The important change? Toyota has made the Prius fun to drive. I said it – fun. Unlike the previous generations that were capable as wheeled appliances, but lacked any of the interesting driving characteristics that actually make a car enjoyable behind the wheel, the new Prius handles well and delivered enough power to surprise me.Author Two:
On autoweek.com we said the new Prius is a “Prius that doesn’t drive like a Prius.” I don’t know if I’d go that far. I’d say it drives slightly better, but still like a Prius.Author One:
Compared to the previous generation, this Prius feels faster despite having less net horsepower.
The 95 hp figure is actually 3 less than the outgoing model; the 121 hp combined is 13 less. Even with less power the car somehow feels about the same accelerating away from lights and such. Not noticeably faster or slower.Author One:
The interior is similar to that of the previous generation, with some notable differences.
Well, I don’t hate it. Toyota’s reputation for conservative styling is so strong that it has persisted in the face of a number of recent, genuinely zany looking cars and trucks. Maybe this wacky Prius will be the impetus for a reappraisal of the Toyota line’s styling; it has been for me. The interior could do without the white, Volt-inspired center console, though it’s generally more attractive than the one it replaces.

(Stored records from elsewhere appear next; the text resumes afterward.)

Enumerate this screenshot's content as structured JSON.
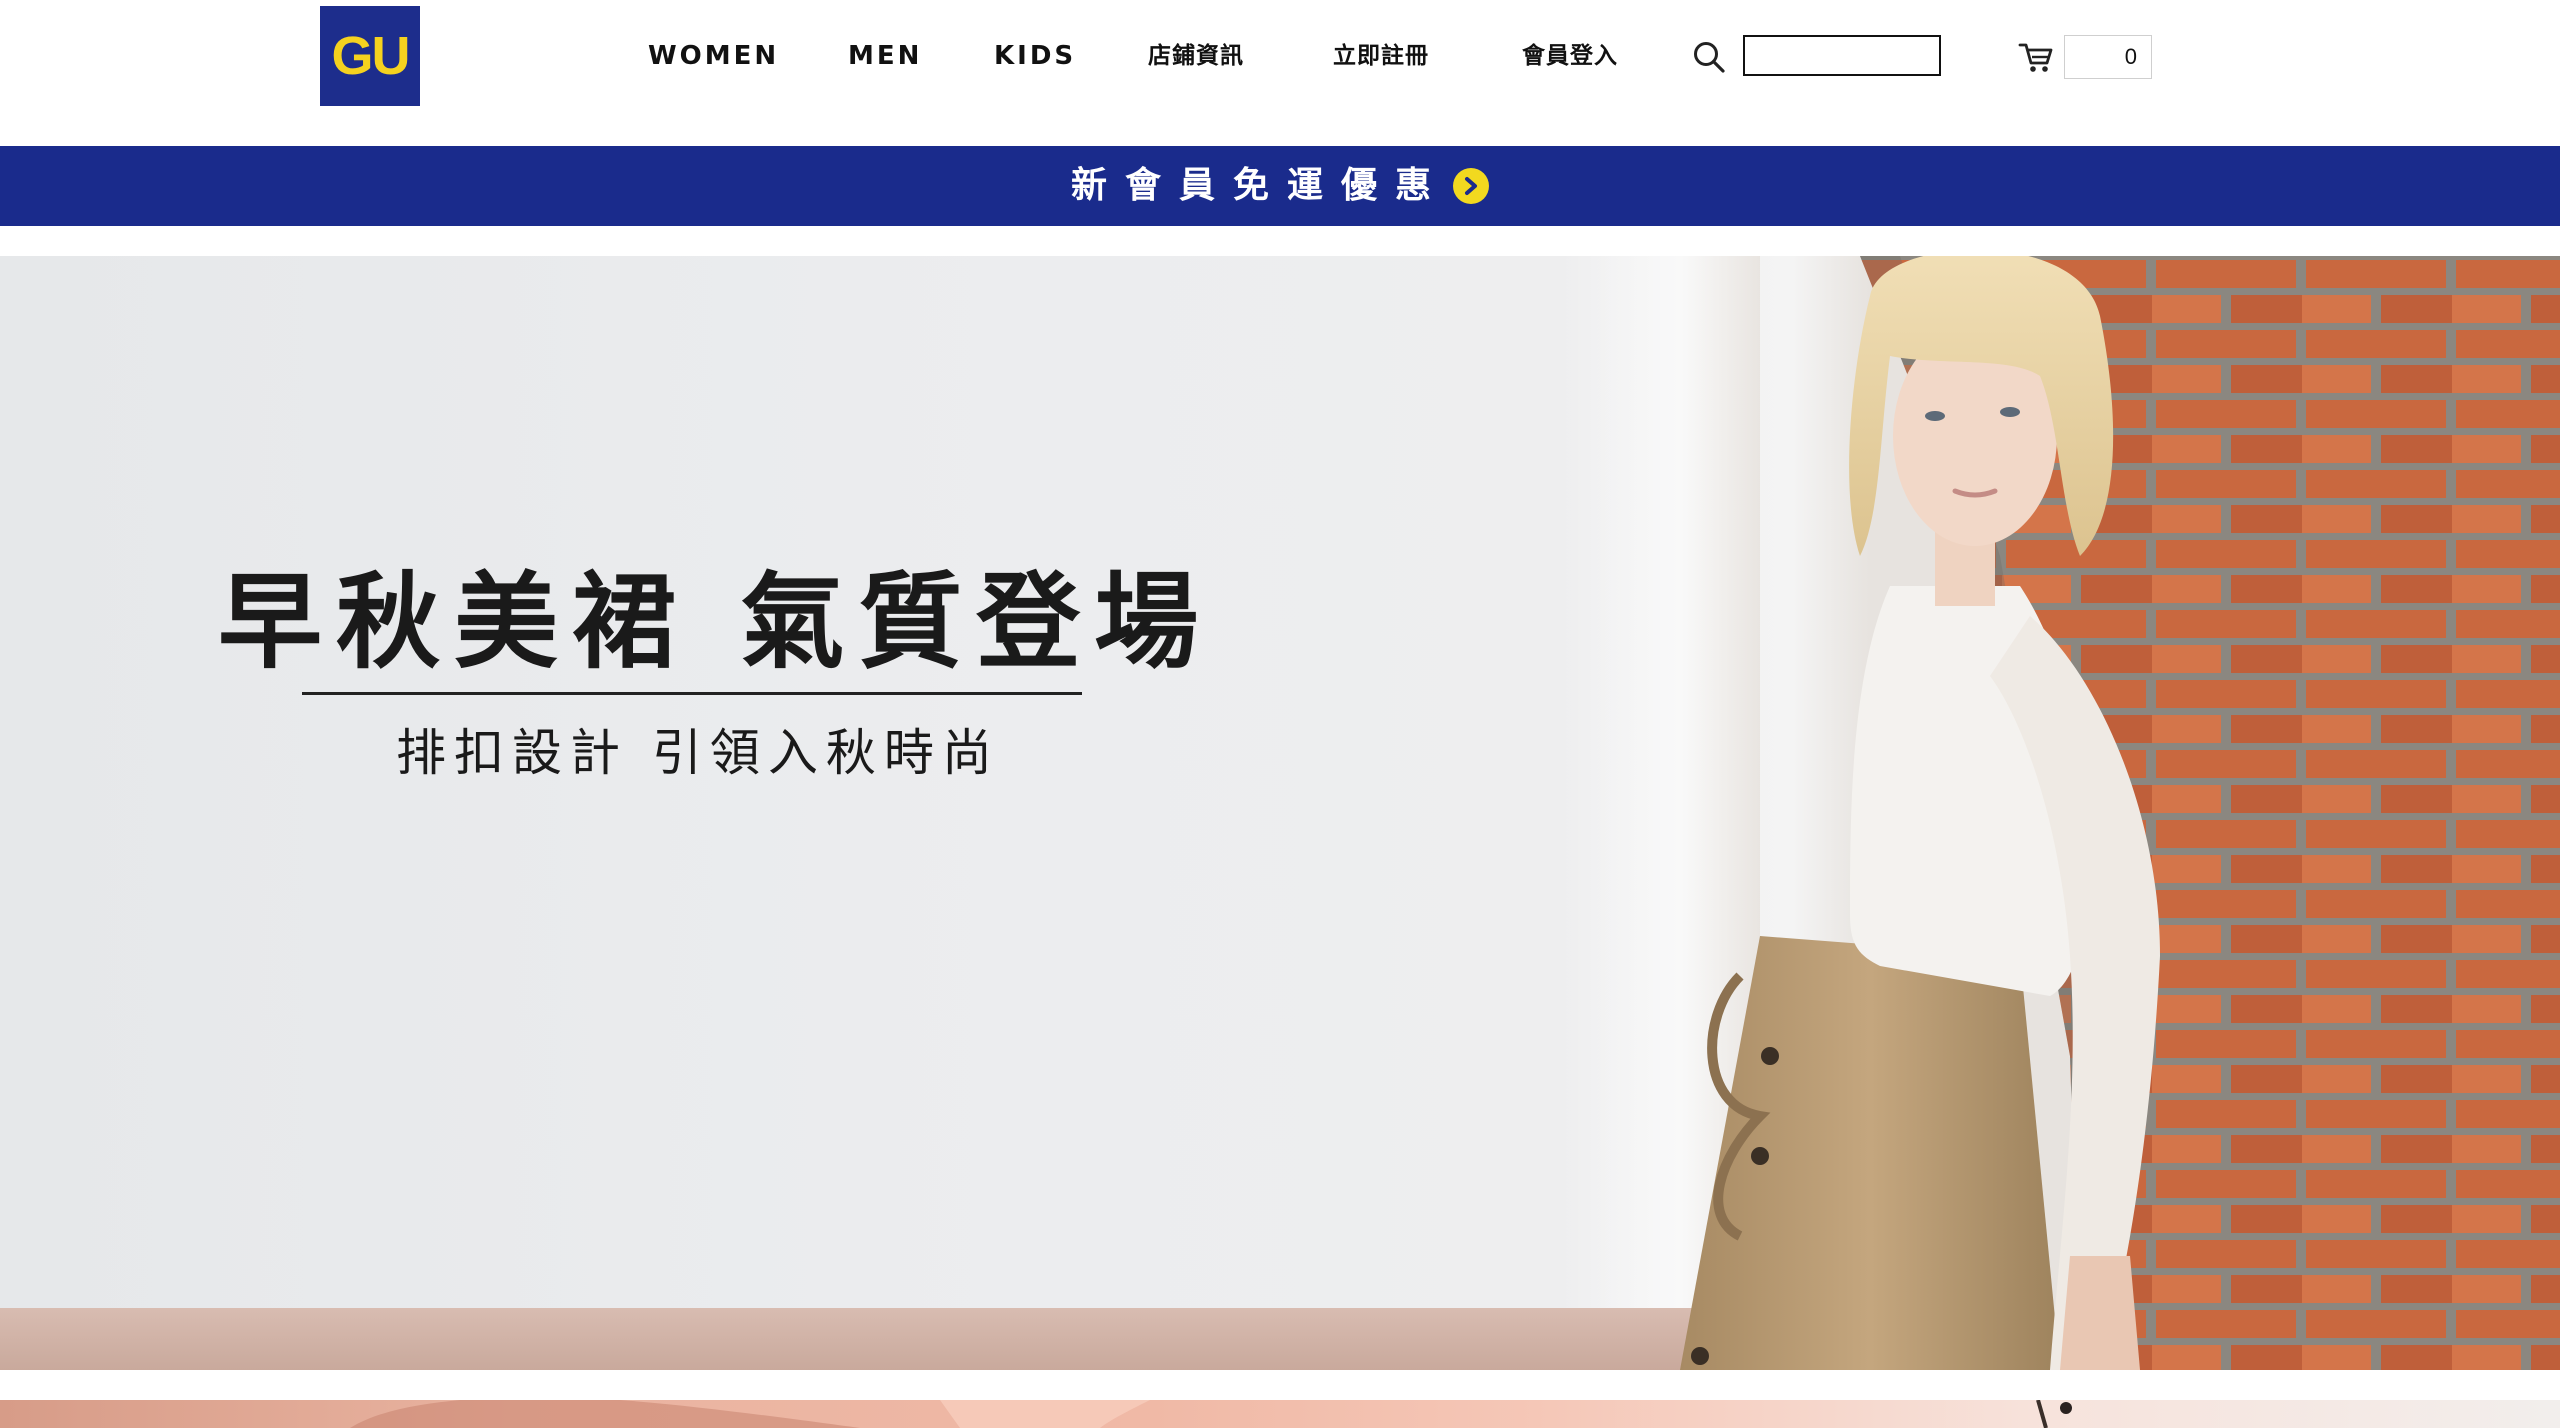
{
  "brand": {
    "logo_text": "GU",
    "primary_color": "#1d2d8c",
    "accent_color": "#f5d21f"
  },
  "nav": {
    "items": [
      {
        "label": "WOMEN"
      },
      {
        "label": "MEN"
      },
      {
        "label": "KIDS"
      },
      {
        "label": "店鋪資訊"
      },
      {
        "label": "立即註冊"
      },
      {
        "label": "會員登入"
      }
    ]
  },
  "search": {
    "icon": "search-icon",
    "value": "",
    "placeholder": ""
  },
  "cart": {
    "icon": "cart-icon",
    "count": "0"
  },
  "promo": {
    "text": "新會員免運優惠",
    "icon": "chevron-right-circle-icon",
    "background": "#1a2b8c",
    "icon_color": "#f2d91f"
  },
  "hero": {
    "title": "早秋美裙 氣質登場",
    "subtitle": "排扣設計 引領入秋時尚"
  }
}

Author Three:The newest Prius won’t convert the nay-sayers, but people on the fence about stepping into the most recognized hybrid on the planet might be swayed by how much better it is compared to previous generations.
Toyota also made a point of telling us that this Prius is more fun to drive, and also admitting that "fun" isn’t something that Prius customers have asked for. (You probably know a Prius driver, try for a second to imagine what fun means to them.) It isn’t a Miata, but it’s now a car that encourages you to see how much speed you can carry through an on-ramp. Sure, going from punitive to smirk-inducing isn’t exactly climate-science, but I’m not going to fault Toyota for the effort.
Speaking for myself, I rather enjoyed the different perspectives. I suppose, for some readers conflicting opinions presented together in one piece might be confusing but I find it confers a depth many reviews consciously avoid.